- ACTIVITY
Reproduce the data exactly. Omit no record.

RECORDS FOR THE TASK START

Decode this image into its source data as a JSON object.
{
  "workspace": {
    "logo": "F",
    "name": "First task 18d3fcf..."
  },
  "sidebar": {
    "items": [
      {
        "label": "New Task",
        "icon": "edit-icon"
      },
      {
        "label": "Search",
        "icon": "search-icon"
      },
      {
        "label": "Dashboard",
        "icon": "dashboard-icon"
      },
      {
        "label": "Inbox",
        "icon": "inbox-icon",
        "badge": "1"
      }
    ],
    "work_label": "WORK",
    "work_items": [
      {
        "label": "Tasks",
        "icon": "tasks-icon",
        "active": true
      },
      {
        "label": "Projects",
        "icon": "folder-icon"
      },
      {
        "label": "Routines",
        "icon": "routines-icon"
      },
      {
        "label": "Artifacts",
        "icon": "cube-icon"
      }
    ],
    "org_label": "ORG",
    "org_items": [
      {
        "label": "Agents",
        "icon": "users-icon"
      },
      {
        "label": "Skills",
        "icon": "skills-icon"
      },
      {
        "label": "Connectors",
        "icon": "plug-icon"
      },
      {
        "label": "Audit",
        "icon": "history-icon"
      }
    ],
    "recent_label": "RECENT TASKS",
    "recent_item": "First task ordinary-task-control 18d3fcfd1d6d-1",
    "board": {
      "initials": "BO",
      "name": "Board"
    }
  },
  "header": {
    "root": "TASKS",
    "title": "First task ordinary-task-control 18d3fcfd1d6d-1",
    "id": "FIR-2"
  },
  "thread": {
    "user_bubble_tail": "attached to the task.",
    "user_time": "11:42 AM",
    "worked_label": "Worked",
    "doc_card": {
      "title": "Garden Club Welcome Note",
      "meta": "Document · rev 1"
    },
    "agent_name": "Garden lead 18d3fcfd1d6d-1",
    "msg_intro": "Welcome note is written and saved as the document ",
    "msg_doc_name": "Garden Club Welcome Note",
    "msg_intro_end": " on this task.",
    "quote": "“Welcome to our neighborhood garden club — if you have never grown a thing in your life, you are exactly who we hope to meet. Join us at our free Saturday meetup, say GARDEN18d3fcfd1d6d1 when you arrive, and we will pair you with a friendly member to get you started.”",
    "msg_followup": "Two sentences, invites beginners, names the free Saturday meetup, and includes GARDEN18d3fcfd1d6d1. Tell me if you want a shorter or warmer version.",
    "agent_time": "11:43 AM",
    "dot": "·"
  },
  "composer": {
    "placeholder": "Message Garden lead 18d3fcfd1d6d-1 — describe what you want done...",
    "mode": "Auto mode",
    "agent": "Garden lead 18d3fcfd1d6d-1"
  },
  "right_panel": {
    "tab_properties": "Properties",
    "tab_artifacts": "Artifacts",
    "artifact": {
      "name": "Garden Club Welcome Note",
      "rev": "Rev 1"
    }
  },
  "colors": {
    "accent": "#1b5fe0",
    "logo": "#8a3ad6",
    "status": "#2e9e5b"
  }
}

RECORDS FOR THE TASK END

- ANSWER BOX
Decode this image into its source data as a JSON object.
{
  "workspace": {
    "logo": "F",
    "name": "First task 18d3fcf..."
  },
  "sidebar": {
    "items": [
      {
        "label": "New Task",
        "icon": "edit-icon"
      },
      {
        "label": "Search",
        "icon": "search-icon"
      },
      {
        "label": "Dashboard",
        "icon": "dashboard-icon"
      },
      {
        "label": "Inbox",
        "icon": "inbox-icon",
        "badge": "1"
      }
    ],
    "work_label": "WORK",
    "work_items": [
      {
        "label": "Tasks",
        "icon": "tasks-icon",
        "active": true
      },
      {
        "label": "Projects",
        "icon": "folder-icon"
      },
      {
        "label": "Routines",
        "icon": "routines-icon"
      },
      {
        "label": "Artifacts",
        "icon": "cube-icon"
      }
    ],
    "org_label": "ORG",
    "org_items": [
      {
        "label": "Agents",
        "icon": "users-icon"
      },
      {
        "label": "Skills",
        "icon": "skills-icon"
      },
      {
        "label": "Connectors",
        "icon": "plug-icon"
      },
      {
        "label": "Audit",
        "icon": "history-icon"
      }
    ],
    "recent_label": "RECENT TASKS",
    "recent_item": "First task ordinary-task-control 18d3fcfd1d6d-1",
    "board": {
      "initials": "BO",
      "name": "Board"
    }
  },
  "header": {
    "root": "TASKS",
    "title": "First task ordinary-task-control 18d3fcfd1d6d-1",
    "id": "FIR-2"
  },
  "thread": {
    "user_bubble_tail": "attached to the task.",
    "user_time": "11:42 AM",
    "worked_label": "Worked",
    "doc_card": {
      "title": "Garden Club Welcome Note",
      "meta": "Document · rev 1"
    },
    "agent_name": "Garden lead 18d3fcfd1d6d-1",
    "msg_intro": "Welcome note is written and saved as the document ",
    "msg_doc_name": "Garden Club Welcome Note",
    "msg_intro_end": " on this task.",
    "quote": "“Welcome to our neighborhood garden club — if you have never grown a thing in your life, you are exactly who we hope to meet. Join us at our free Saturday meetup, say GARDEN18d3fcfd1d6d1 when you arrive, and we will pair you with a friendly member to get you started.”",
    "msg_followup": "Two sentences, invites beginners, names the free Saturday meetup, and includes GARDEN18d3fcfd1d6d1. Tell me if you want a shorter or warmer version.",
    "agent_time": "11:43 AM",
    "dot": "·"
  },
  "composer": {
    "placeholder": "Message Garden lead 18d3fcfd1d6d-1 — describe what you want done...",
    "mode": "Auto mode",
    "agent": "Garden lead 18d3fcfd1d6d-1"
  },
  "right_panel": {
    "tab_properties": "Properties",
    "tab_artifacts": "Artifacts",
    "artifact": {
      "name": "Garden Club Welcome Note",
      "rev": "Rev 1"
    }
  },
  "colors": {
    "accent": "#1b5fe0",
    "logo": "#8a3ad6",
    "status": "#2e9e5b"
  }
}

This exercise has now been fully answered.